Items from an interface collection:
Segment Open
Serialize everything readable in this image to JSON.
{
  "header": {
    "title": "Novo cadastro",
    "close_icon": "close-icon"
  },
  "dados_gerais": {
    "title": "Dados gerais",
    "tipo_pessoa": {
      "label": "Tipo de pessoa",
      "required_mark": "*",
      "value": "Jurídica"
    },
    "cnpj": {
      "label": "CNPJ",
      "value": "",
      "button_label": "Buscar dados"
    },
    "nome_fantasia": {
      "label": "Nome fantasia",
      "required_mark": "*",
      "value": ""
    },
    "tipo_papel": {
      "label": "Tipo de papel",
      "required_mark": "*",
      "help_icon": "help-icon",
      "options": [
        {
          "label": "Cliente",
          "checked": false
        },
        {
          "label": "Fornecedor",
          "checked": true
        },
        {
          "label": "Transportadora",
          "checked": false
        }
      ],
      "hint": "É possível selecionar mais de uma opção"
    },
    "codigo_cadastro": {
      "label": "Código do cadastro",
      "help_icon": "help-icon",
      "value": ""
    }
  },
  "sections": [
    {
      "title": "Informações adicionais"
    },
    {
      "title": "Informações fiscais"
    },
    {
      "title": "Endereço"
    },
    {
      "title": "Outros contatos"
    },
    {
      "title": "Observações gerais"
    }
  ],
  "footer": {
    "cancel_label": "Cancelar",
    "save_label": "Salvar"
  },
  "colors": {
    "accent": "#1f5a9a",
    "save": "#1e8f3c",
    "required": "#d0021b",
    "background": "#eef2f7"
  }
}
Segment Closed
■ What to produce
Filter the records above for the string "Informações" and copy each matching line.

■ Answer to this task
      "title": "Informações adicionais"
      "title": "Informações fiscais"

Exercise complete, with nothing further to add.